Where do I even begin when writing about this session? I'm not sure, so.... I'll start with this photo instead. So.
This Momma and I met a few months ago, following tragedy: she witnessed the accident that took the life of Amanda, one of the baristas at my favorite coffee shop.
Backstory: For the past few years, I have spent anywhere from 30- 75 hours a week at this coffee shop, working away on computer related tasks for my business. I joke about it being "my office" but in truth it is really one of the places that I feel home. And so, even though I only knew Amanda peripherally - we'd exchanged a few short conversations here and there - her accident pulled at me hard. She was young - just 27, and she was extraordinarily kind. She was in nursing school, and she was biking in a helmet, and in a very short amount of time, she was no longer alive. This Momma saw it.
I couldn't stop thinking about the accident - how it abruptly ended one life, and irreversibly altered the lives of so many others - her beloved partner, her co-workers, friends, family, fellow nursing students, and a large extended community of others. Spending time at the coffee shop following her death was extraordinarily painful. Her co-workers carried on, but most were crying, or walking around in daze, or hugging, or quiet. The grief was so big inside there, in this place I'd come to think of as a home, and feeling the sadness of so many people around me felt extremely heavy.

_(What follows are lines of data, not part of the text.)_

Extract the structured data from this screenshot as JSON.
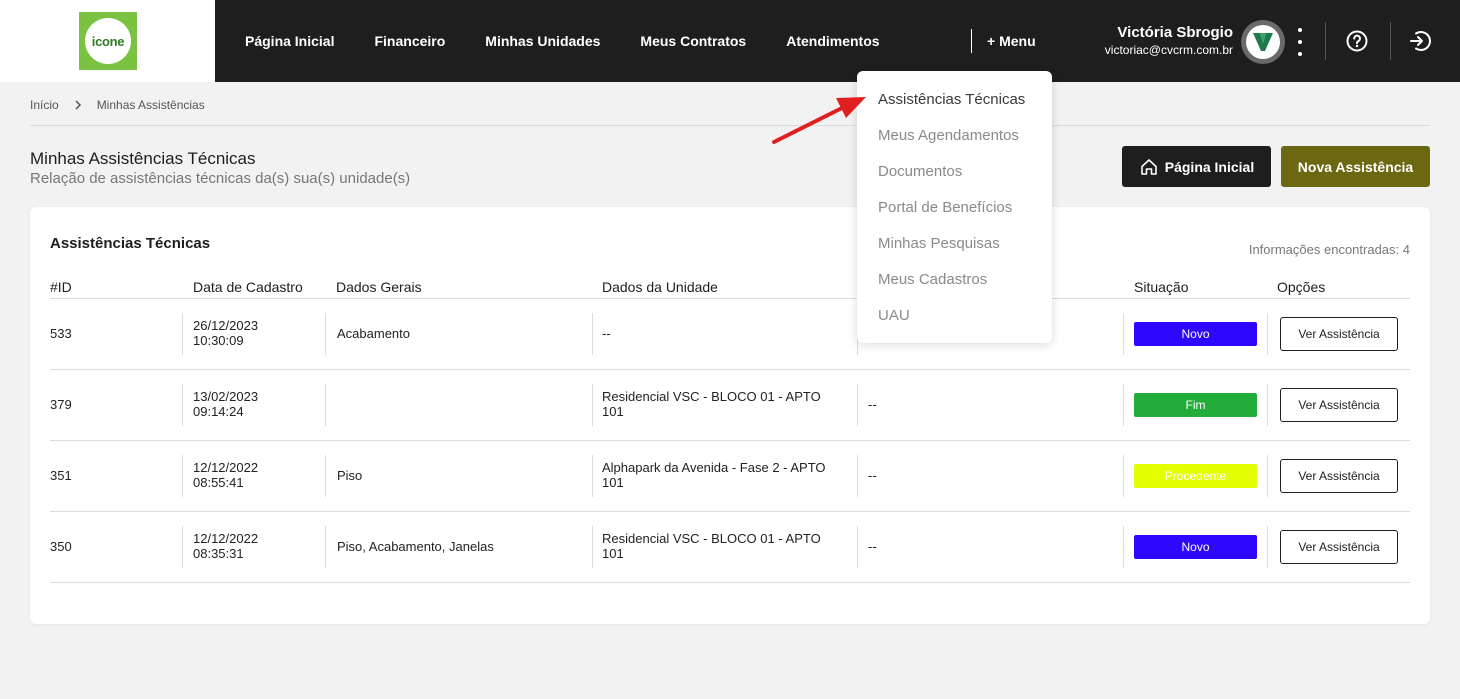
{
  "brand": {
    "logo_text": "icone",
    "accent": "#7cc242"
  },
  "nav": {
    "items": [
      "Página Inicial",
      "Financeiro",
      "Minhas Unidades",
      "Meus Contratos",
      "Atendimentos"
    ],
    "more": "+ Menu"
  },
  "user": {
    "name": "Victória Sbrogio",
    "email": "victoriac@cvcrm.com.br",
    "avatar_icon": "v-logo-icon"
  },
  "header_icons": [
    "more-vertical-icon",
    "help-icon",
    "logout-icon"
  ],
  "breadcrumb": {
    "home": "Início",
    "current": "Minhas Assistências"
  },
  "page": {
    "title": "Minhas Assistências Técnicas",
    "subtitle": "Relação de assistências técnicas da(s) sua(s) unidade(s)"
  },
  "actions": {
    "home_label": "Página Inicial",
    "new_label": "Nova Assistência"
  },
  "table": {
    "title": "Assistências Técnicas",
    "found": "Informações encontradas: 4",
    "columns": {
      "id": "#ID",
      "date": "Data de Cadastro",
      "general": "Dados Gerais",
      "unit": "Dados da Unidade",
      "status": "Situação",
      "options": "Opções"
    },
    "rows": [
      {
        "id": "533",
        "date": "26/12/2023",
        "time": "10:30:09",
        "general": "Acabamento",
        "unit1": "--",
        "unit2": "",
        "extra": "",
        "status": "Novo",
        "status_color": "#2e07ff",
        "action": "Ver Assistência"
      },
      {
        "id": "379",
        "date": "13/02/2023",
        "time": "09:14:24",
        "general": "",
        "unit1": "Residencial VSC - BLOCO 01 - APTO",
        "unit2": "101",
        "extra": "--",
        "status": "Fim",
        "status_color": "#22ac3a",
        "action": "Ver Assistência"
      },
      {
        "id": "351",
        "date": "12/12/2022",
        "time": "08:55:41",
        "general": "Piso",
        "unit1": "Alphapark da Avenida - Fase 2 - APTO",
        "unit2": "101",
        "extra": "--",
        "status": "Procedente",
        "status_color": "#e4ff00",
        "action": "Ver Assistência"
      },
      {
        "id": "350",
        "date": "12/12/2022",
        "time": "08:35:31",
        "general": "Piso, Acabamento, Janelas",
        "unit1": "Residencial VSC - BLOCO 01 - APTO",
        "unit2": "101",
        "extra": "--",
        "status": "Novo",
        "status_color": "#2e07ff",
        "action": "Ver Assistência"
      }
    ]
  },
  "menu_dropdown": {
    "items": [
      "Assistências Técnicas",
      "Meus Agendamentos",
      "Documentos",
      "Portal de Benefícios",
      "Minhas Pesquisas",
      "Meus Cadastros",
      "UAU"
    ],
    "active": "Assistências Técnicas"
  },
  "annotation_color": "#e02020"
}
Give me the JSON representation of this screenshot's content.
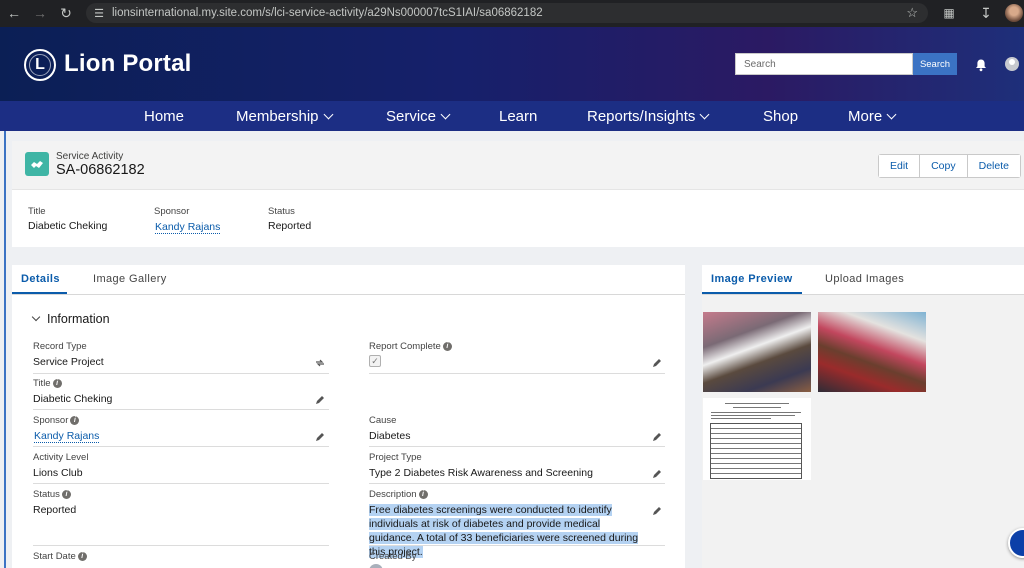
{
  "browser": {
    "url": "lionsinternational.my.site.com/s/lci-service-activity/a29Ns000007tcS1IAI/sa06862182"
  },
  "header": {
    "brand": "Lion Portal",
    "logo_text": "L",
    "search_placeholder": "Search",
    "search_button": "Search"
  },
  "nav": {
    "items": [
      "Home",
      "Membership",
      "Service",
      "Learn",
      "Reports/Insights",
      "Shop",
      "More"
    ]
  },
  "record": {
    "object_label": "Service Activity",
    "name": "SA-06862182",
    "actions": [
      "Edit",
      "Copy",
      "Delete"
    ],
    "highlights": [
      {
        "label": "Title",
        "value": "Diabetic Cheking"
      },
      {
        "label": "Sponsor",
        "value": "Kandy Rajans"
      },
      {
        "label": "Status",
        "value": "Reported"
      }
    ]
  },
  "details": {
    "tabs": [
      "Details",
      "Image Gallery"
    ],
    "section_title": "Information",
    "fields": {
      "record_type": {
        "label": "Record Type",
        "value": "Service Project"
      },
      "report_complete": {
        "label": "Report Complete",
        "checked": true
      },
      "title": {
        "label": "Title",
        "value": "Diabetic Cheking"
      },
      "sponsor": {
        "label": "Sponsor",
        "value": "Kandy Rajans"
      },
      "cause": {
        "label": "Cause",
        "value": "Diabetes"
      },
      "activity_level": {
        "label": "Activity Level",
        "value": "Lions Club"
      },
      "project_type": {
        "label": "Project Type",
        "value": "Type 2 Diabetes Risk Awareness and Screening"
      },
      "status": {
        "label": "Status",
        "value": "Reported"
      },
      "description": {
        "label": "Description",
        "value": "Free diabetes screenings were conducted to identify individuals at risk of diabetes and provide medical guidance. A total of 33 beneficiaries were screened during this project."
      },
      "start_date": {
        "label": "Start Date"
      },
      "created_by": {
        "label": "Created By"
      }
    }
  },
  "images": {
    "tabs": [
      "Image Preview",
      "Upload Images"
    ]
  },
  "colors": {
    "accent": "#0b5cab",
    "nav_bg": "#1c2e84",
    "object_icon": "#3fb5a5"
  }
}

I thought of this Momma, of how it might be to witness something like this. I thought of how hard parenting two young children while processing this might be.
When I met her at the vigil, I tried to think of what to say. It was all so horrific and devastating. And I thought of the words I heard from a dear friend of mine after other tragedies: "When you don't know what to do, do what you do know how to do". I realized that I did have something I could give - I could capture her young family in their vibrance and alive-ness, and give her some beauty to hold onto anytime she was overwhelmed by sadness or needing a reminder of the goodness of life.
And so, her she is, with her stunning group of loves.The light that evening was perfect.
Thank you, Amanda, for your light. We honor you.